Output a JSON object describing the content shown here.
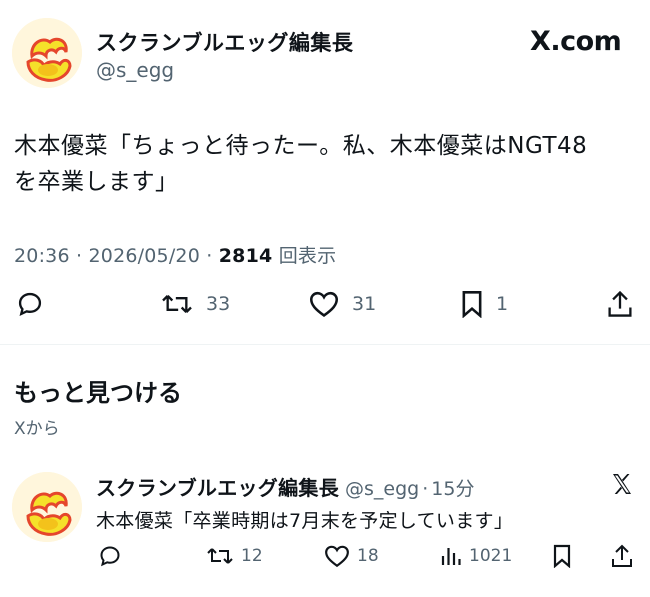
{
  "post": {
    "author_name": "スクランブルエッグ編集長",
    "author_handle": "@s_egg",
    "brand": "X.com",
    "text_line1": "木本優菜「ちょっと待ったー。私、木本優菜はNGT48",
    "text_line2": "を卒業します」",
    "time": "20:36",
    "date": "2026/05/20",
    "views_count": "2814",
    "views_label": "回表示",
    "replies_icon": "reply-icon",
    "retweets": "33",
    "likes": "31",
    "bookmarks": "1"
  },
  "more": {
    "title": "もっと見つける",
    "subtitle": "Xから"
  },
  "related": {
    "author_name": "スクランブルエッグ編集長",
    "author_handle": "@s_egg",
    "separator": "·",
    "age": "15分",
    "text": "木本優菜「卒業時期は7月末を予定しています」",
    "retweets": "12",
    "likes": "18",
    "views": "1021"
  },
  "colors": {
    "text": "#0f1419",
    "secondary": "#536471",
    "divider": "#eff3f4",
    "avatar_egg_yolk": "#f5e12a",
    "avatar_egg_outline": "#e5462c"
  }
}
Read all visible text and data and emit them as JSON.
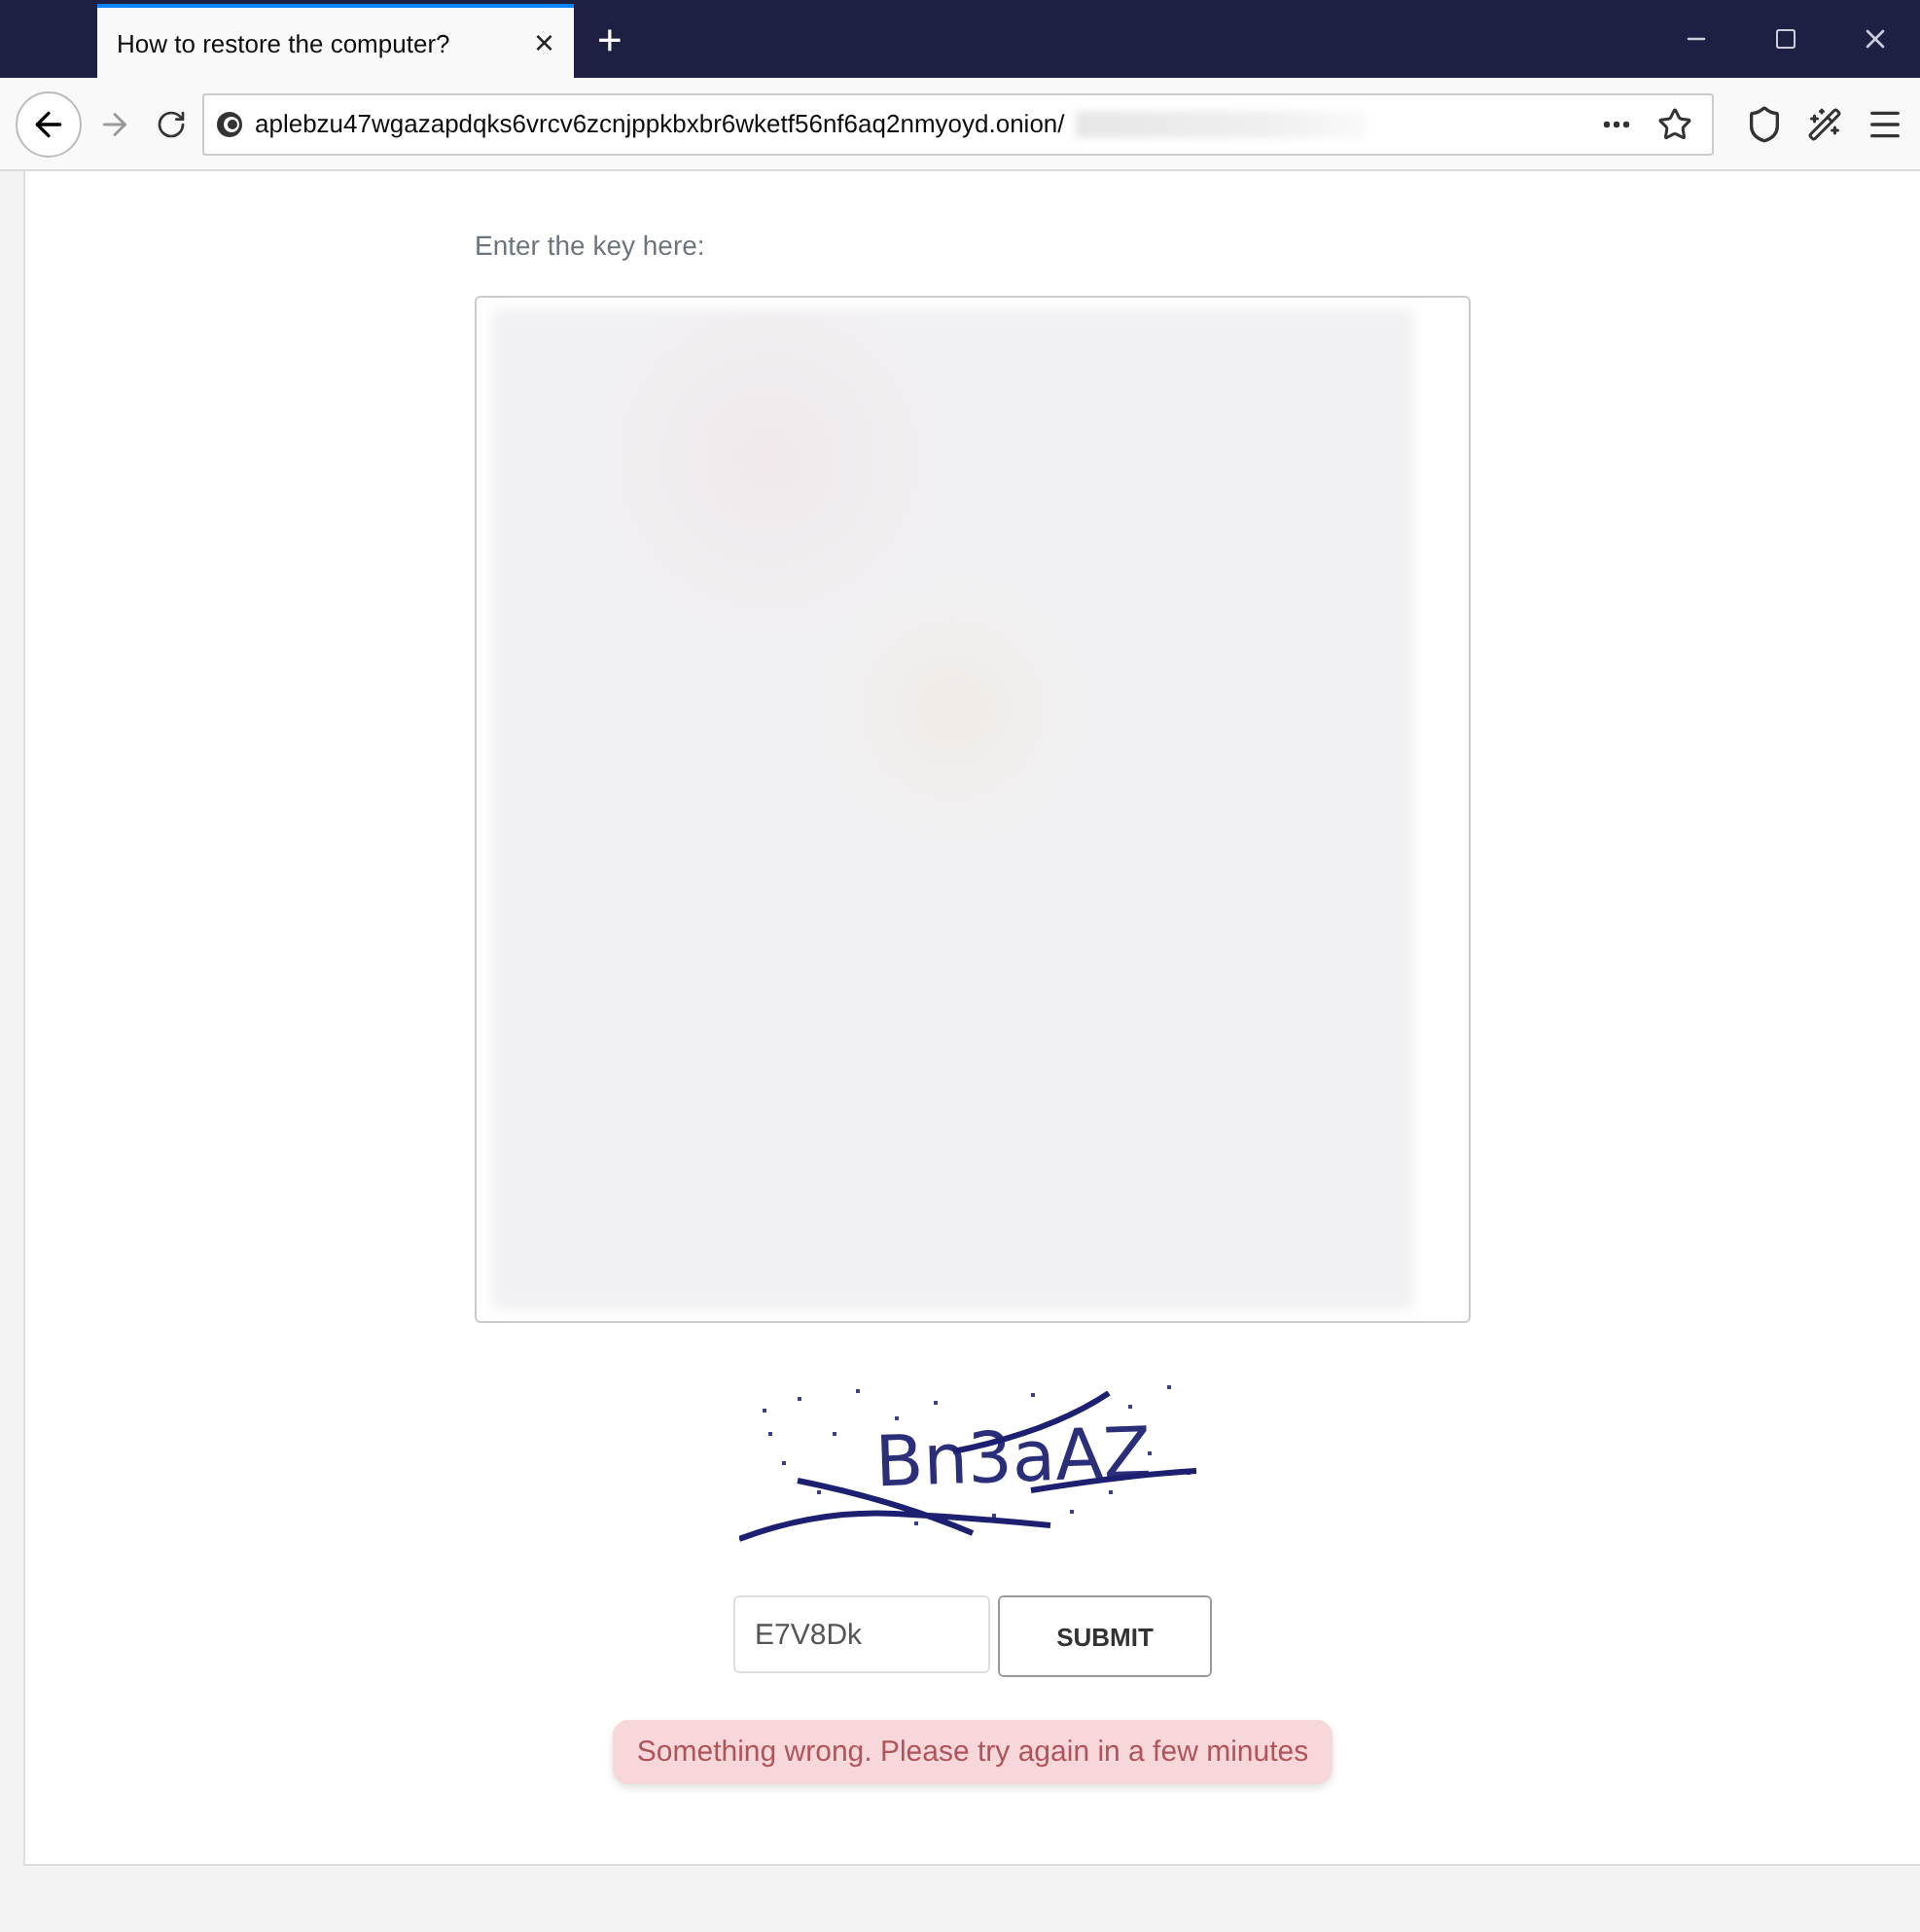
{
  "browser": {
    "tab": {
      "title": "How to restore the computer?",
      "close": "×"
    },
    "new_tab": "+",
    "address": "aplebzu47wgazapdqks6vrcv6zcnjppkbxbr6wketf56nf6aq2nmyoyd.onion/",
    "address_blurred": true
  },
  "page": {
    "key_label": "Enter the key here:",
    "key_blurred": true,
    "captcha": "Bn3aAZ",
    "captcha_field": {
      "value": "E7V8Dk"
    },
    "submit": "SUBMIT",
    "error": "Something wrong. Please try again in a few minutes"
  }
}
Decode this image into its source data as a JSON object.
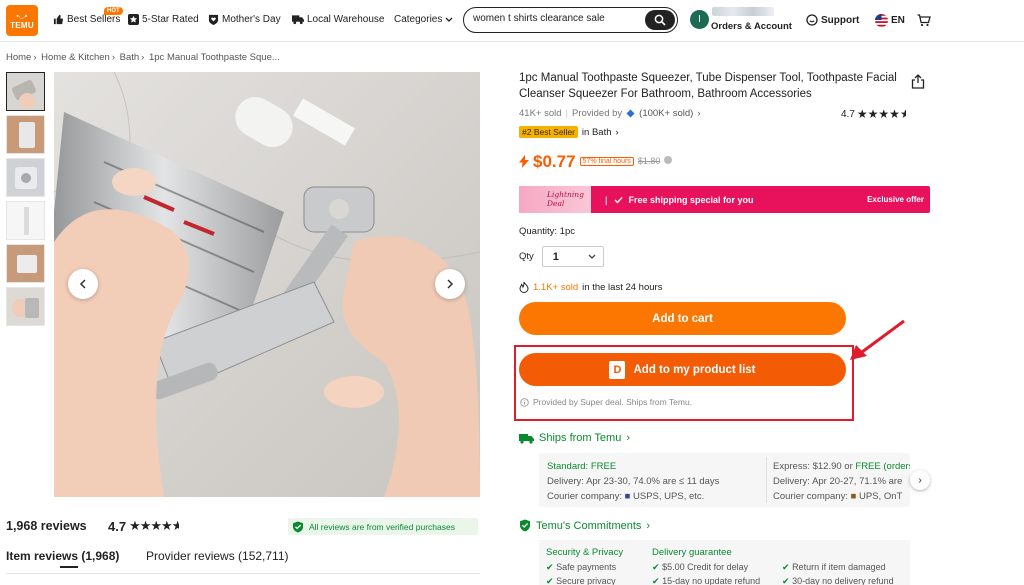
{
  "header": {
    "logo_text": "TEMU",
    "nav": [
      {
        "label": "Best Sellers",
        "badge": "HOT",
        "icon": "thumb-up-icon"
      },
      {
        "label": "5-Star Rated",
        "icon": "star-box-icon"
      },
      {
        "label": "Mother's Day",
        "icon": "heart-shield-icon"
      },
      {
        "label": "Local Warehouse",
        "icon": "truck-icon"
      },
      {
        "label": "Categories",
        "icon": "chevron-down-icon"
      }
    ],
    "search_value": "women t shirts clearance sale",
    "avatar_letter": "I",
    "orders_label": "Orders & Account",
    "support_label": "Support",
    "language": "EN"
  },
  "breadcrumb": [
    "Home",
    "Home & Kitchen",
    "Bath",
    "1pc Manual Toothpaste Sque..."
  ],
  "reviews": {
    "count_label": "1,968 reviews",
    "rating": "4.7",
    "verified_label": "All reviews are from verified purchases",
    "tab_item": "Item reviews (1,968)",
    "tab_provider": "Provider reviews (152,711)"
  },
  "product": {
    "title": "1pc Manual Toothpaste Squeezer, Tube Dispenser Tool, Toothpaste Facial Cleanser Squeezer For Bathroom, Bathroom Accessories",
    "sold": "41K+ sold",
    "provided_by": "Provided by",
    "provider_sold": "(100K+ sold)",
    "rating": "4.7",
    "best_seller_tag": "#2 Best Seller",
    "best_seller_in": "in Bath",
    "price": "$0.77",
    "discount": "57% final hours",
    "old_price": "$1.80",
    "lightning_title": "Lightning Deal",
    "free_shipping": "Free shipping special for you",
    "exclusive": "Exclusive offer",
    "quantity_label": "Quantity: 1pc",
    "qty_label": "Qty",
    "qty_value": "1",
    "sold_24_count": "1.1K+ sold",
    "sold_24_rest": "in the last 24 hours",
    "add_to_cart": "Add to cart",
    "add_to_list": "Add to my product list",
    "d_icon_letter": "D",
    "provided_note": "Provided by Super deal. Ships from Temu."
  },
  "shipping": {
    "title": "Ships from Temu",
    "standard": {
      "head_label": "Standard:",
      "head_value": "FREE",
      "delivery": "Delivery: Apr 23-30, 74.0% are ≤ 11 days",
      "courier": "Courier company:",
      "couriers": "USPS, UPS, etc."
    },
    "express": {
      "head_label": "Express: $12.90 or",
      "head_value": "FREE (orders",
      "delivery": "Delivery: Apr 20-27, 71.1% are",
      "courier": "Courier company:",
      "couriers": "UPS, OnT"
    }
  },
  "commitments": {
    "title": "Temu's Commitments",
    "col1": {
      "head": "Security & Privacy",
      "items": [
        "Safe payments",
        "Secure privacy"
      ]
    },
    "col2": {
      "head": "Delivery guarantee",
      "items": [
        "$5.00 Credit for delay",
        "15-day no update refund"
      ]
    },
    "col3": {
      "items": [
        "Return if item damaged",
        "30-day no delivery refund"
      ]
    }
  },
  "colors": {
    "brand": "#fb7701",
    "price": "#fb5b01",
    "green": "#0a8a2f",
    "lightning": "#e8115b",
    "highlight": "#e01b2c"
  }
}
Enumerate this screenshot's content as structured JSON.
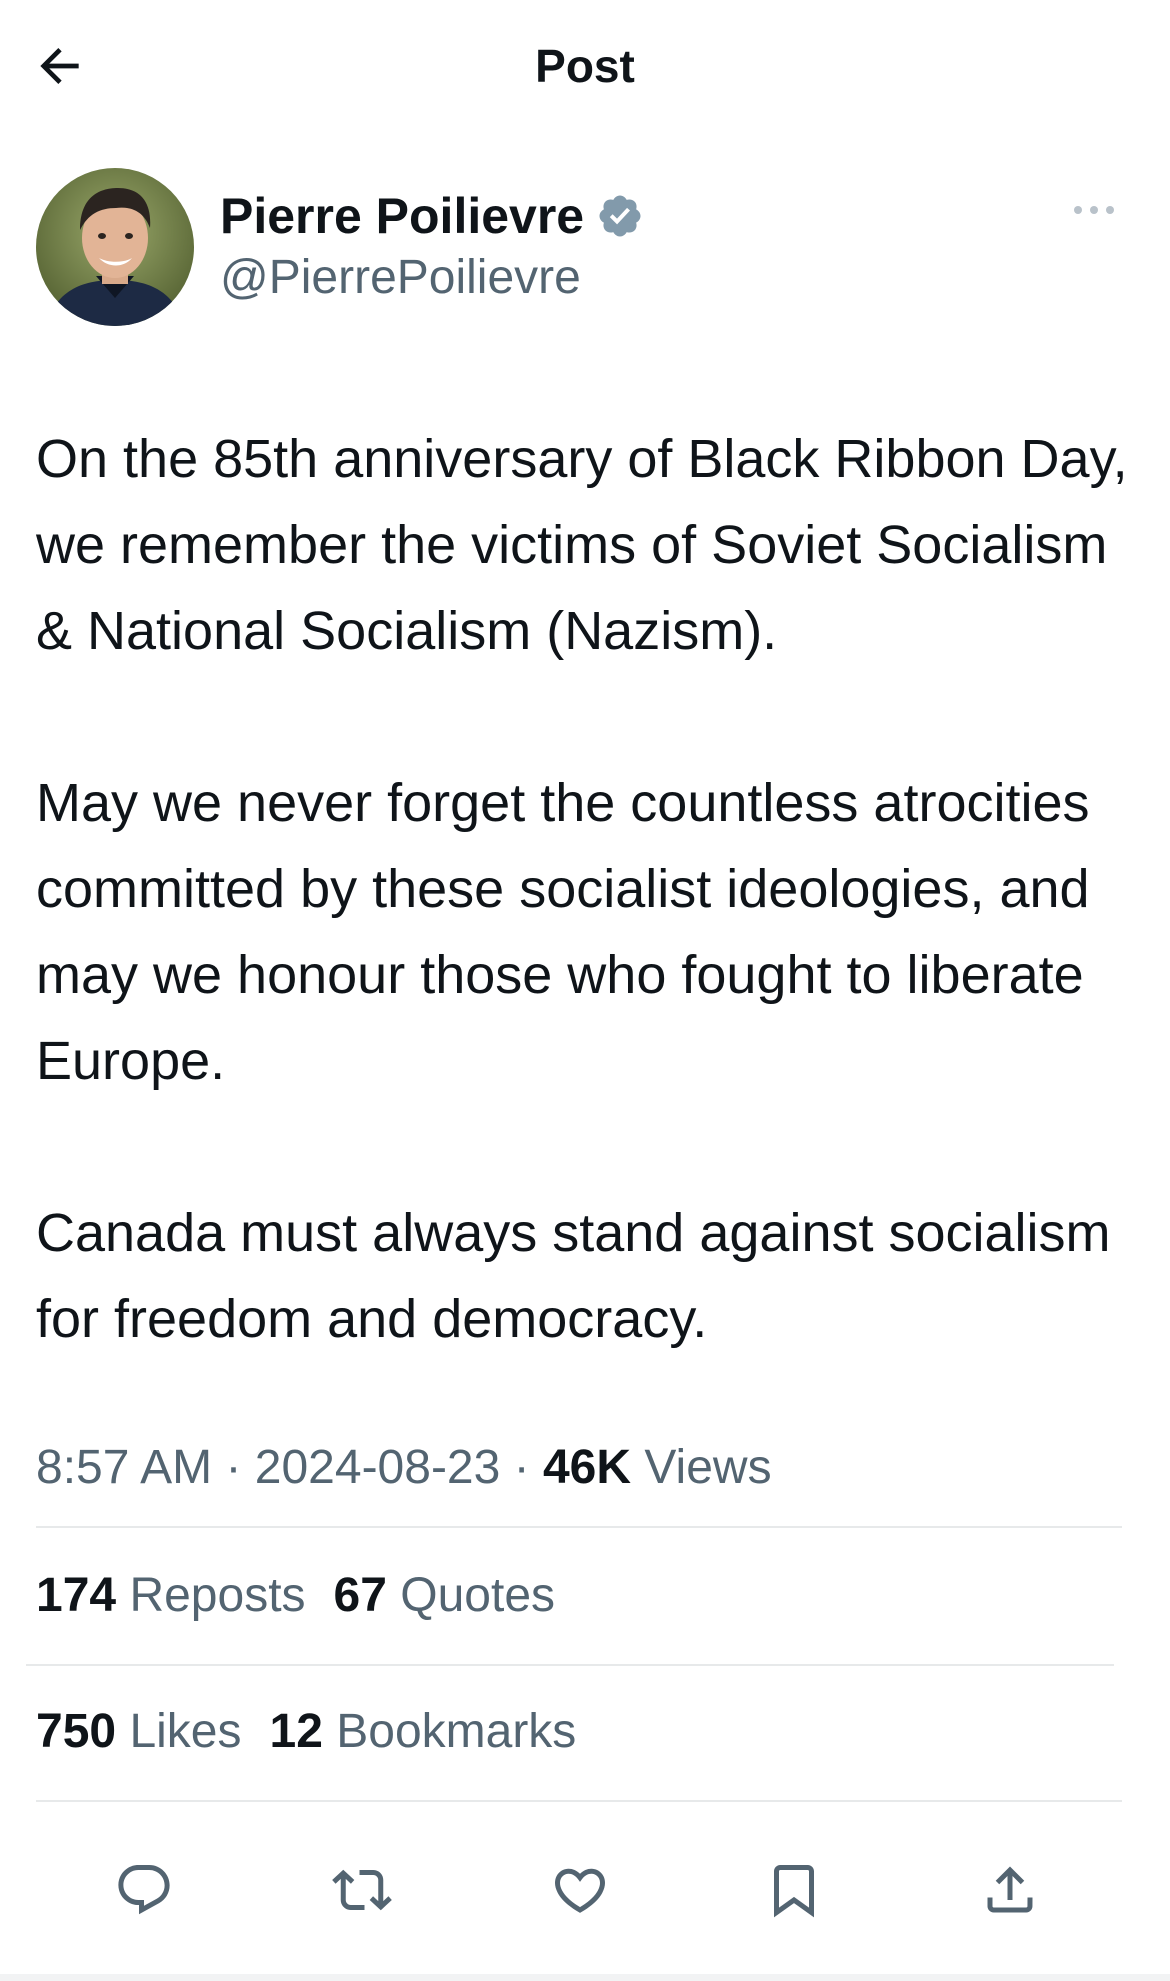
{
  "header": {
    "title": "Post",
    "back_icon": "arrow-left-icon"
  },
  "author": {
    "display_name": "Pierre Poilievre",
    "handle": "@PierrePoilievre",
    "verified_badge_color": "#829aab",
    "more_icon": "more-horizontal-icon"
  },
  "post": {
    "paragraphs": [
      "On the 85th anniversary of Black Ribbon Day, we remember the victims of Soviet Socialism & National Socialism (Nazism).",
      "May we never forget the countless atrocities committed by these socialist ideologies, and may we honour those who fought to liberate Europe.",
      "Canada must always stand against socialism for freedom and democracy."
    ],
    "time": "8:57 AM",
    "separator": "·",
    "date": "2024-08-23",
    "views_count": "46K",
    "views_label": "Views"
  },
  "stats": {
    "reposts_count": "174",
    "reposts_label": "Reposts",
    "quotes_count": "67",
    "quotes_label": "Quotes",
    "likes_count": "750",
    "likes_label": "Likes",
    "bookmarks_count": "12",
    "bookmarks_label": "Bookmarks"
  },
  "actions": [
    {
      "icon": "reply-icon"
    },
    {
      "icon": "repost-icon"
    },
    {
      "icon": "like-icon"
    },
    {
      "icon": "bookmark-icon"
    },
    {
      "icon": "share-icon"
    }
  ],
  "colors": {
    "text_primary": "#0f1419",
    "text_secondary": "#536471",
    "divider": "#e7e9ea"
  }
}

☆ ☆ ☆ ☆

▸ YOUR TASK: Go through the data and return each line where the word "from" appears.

▸ RESULT OF THE TASK:
    "verified_label": "All reviews are from verified purchases",
    "provided_note": "Provided by Super deal. Ships from Temu."
    "title": "Ships from Temu",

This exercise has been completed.